McKernan said they even tried to contact some of the companies to say “Hey, little artist here, I know you’re not thinking of me at all, but it would be really cool if you didn’t use my work like this.” But there was no answer.
In January, McKernan, and two other artists, Karla Ortiz and Sarah Andersen, started legal action against three image-generator companies: Stability AI, Stable Diffusion and Midjourney. They also named the online gallery DeviantArt in the case.
The artists are seeking to protect their copyrighted works and their careers. They say the AI image-generators violate the rights of millions of artists by using their artworks for training and then producing similar works that compete against the originals.
The artists are seeking damages and a court order to stop AI companies from using their works without permission.
McKernan said, “At the end of the day, someone’s profiting from my work. I had rent due yesterday, and I’m $200 short… And it just doesn’t feel right.”

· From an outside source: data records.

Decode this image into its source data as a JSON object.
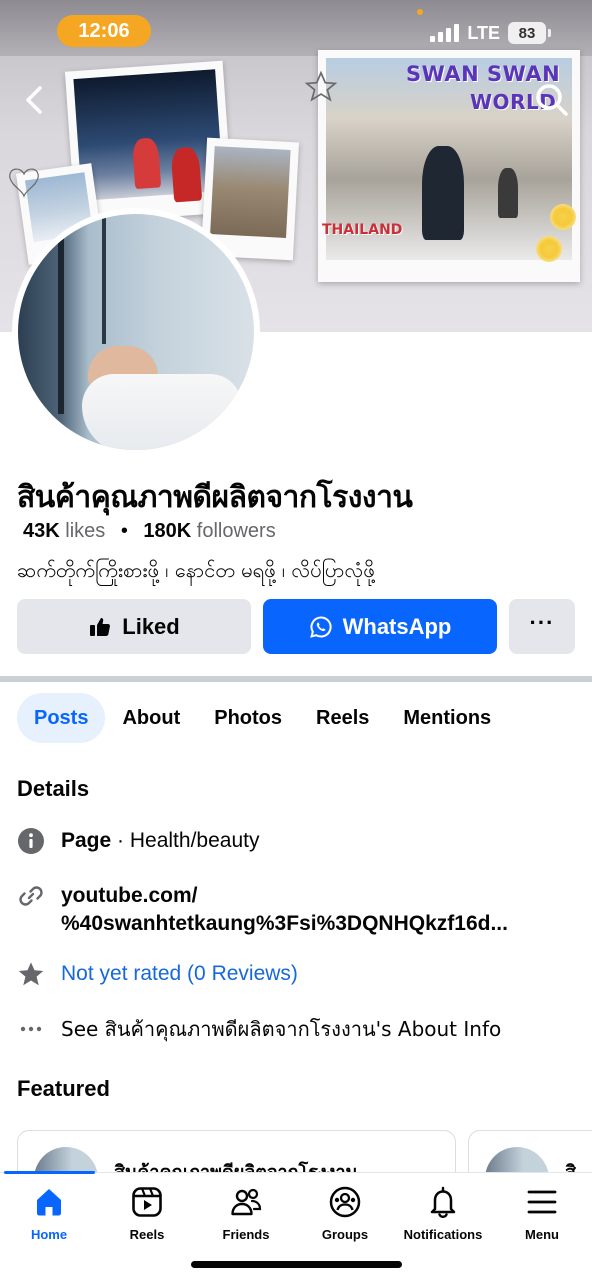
{
  "status_bar": {
    "time": "12:06",
    "network": "LTE",
    "battery": "83"
  },
  "cover": {
    "title_line1": "SWAN SWAN",
    "title_line2": "WORLD",
    "location_label": "THAILAND"
  },
  "page": {
    "name": "สินค้าคุณภาพดีผลิตจากโรงงาน",
    "likes_count": "43K",
    "likes_label": "likes",
    "followers_count": "180K",
    "followers_label": "followers",
    "bio": "ဆက်တိုက်ကြိုးစားဖို့ ၊ နောင်တ မရဖို့ ၊ လိပ်ပြာလုံဖို့"
  },
  "actions": {
    "liked_label": "Liked",
    "whatsapp_label": "WhatsApp",
    "more_label": "···"
  },
  "tabs": [
    {
      "label": "Posts",
      "active": true
    },
    {
      "label": "About",
      "active": false
    },
    {
      "label": "Photos",
      "active": false
    },
    {
      "label": "Reels",
      "active": false
    },
    {
      "label": "Mentions",
      "active": false
    }
  ],
  "details": {
    "title": "Details",
    "page_label": "Page",
    "page_category": " · Health/beauty",
    "link_line1": "youtube.com/",
    "link_line2": "%40swanhtetkaung%3Fsi%3DQNHQkzf16d...",
    "rating": "Not yet rated (0 Reviews)",
    "see_about": "See สินค้าคุณภาพดีผลิตจากโรงงาน's About Info"
  },
  "featured": {
    "title": "Featured",
    "card1_name": "สินค้าคุณภาพดีผลิตจากโรงงาน",
    "card2_name": "สิ"
  },
  "bottom_nav": [
    {
      "label": "Home",
      "icon": "home-icon",
      "active": true
    },
    {
      "label": "Reels",
      "icon": "reels-icon",
      "active": false
    },
    {
      "label": "Friends",
      "icon": "friends-icon",
      "active": false
    },
    {
      "label": "Groups",
      "icon": "groups-icon",
      "active": false
    },
    {
      "label": "Notifications",
      "icon": "bell-icon",
      "active": false
    },
    {
      "label": "Menu",
      "icon": "menu-icon",
      "active": false
    }
  ],
  "colors": {
    "accent": "#0866ff",
    "status_time_bg": "#f5a623",
    "link_blue": "#1769d8",
    "button_gray": "#e4e6eb"
  }
}
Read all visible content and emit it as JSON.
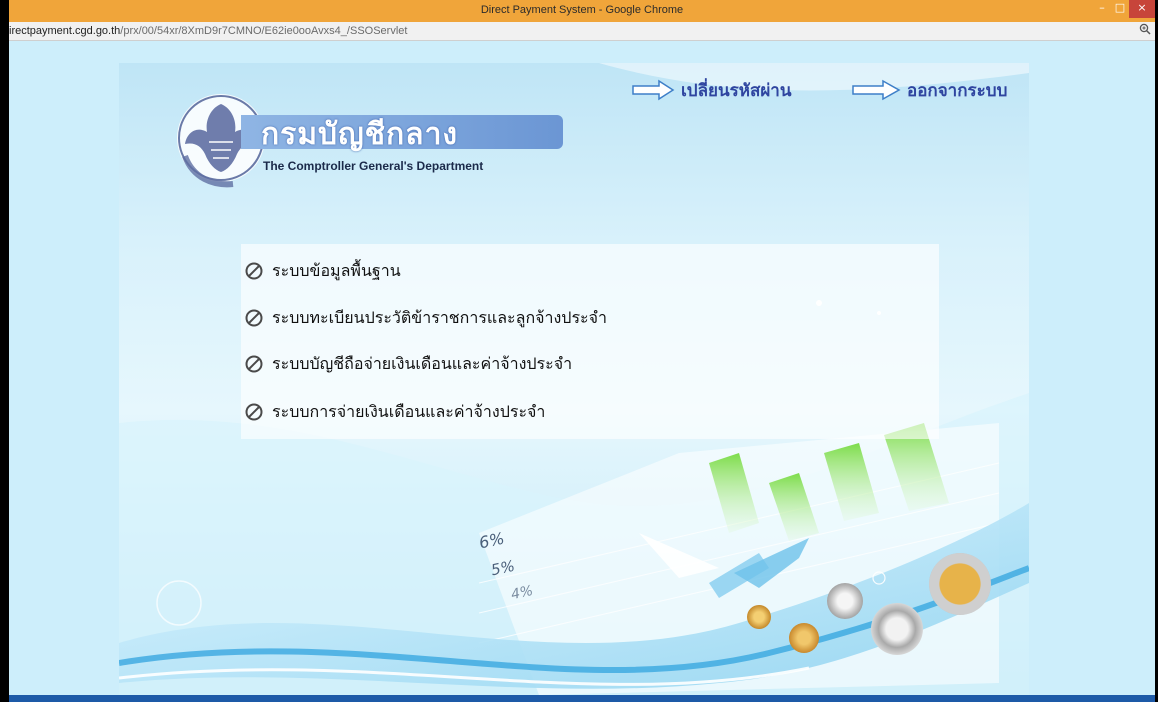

Stability AI would not comment to the Associated Press (AP) for the story. In a court document, the company said it uses simple words to create “new and unique images.” The company added the program creates new works and does not violate copyright.
A Stability AI company official appeared before a U.S. Senate hearing in July. He said that artists are not paid for the images used to train AI software.
Midjourney and DeviantArt did not return emailed requests for comment.
Karla Ortiz works in the entertainment industry. Her work has been used in several well-known movies, including Guardians of the Galaxy Vol. 3 and Jurassic World.
She feared that companies would think artists cost too much. Why, she asked, would companies employ artists if they can pay $30 a month for AI-generated works?
McKernan agreed: “Will I even have work a year from now?”
A federal judge in San Francisco will decide the case.
Meanwhile, in a temporary win for human artists last month, another federal judge agreed with the decision by the U.S. Copyright Office not to issue copyright for AI-generated artwork.
I’m Gena Bennett.
Gena Bennett adapted this report for VOA Learning English from The Associated Press news report.
Words in This Story
surreal – adj. like a dream, not real
discomfort – n. a little unease or pain
consent – v. permission
cool – adj. pleasing, desired
generator – n. something that creates or produces
copyright – n. if something like a piece of art, music, or book has a copyright, it is illegal to produce, copy, or use it without permission
original – n. not a copy; the first
rent – n. money paid to live in a house or apartment
unique – adj. different from everything else; the only one of its kind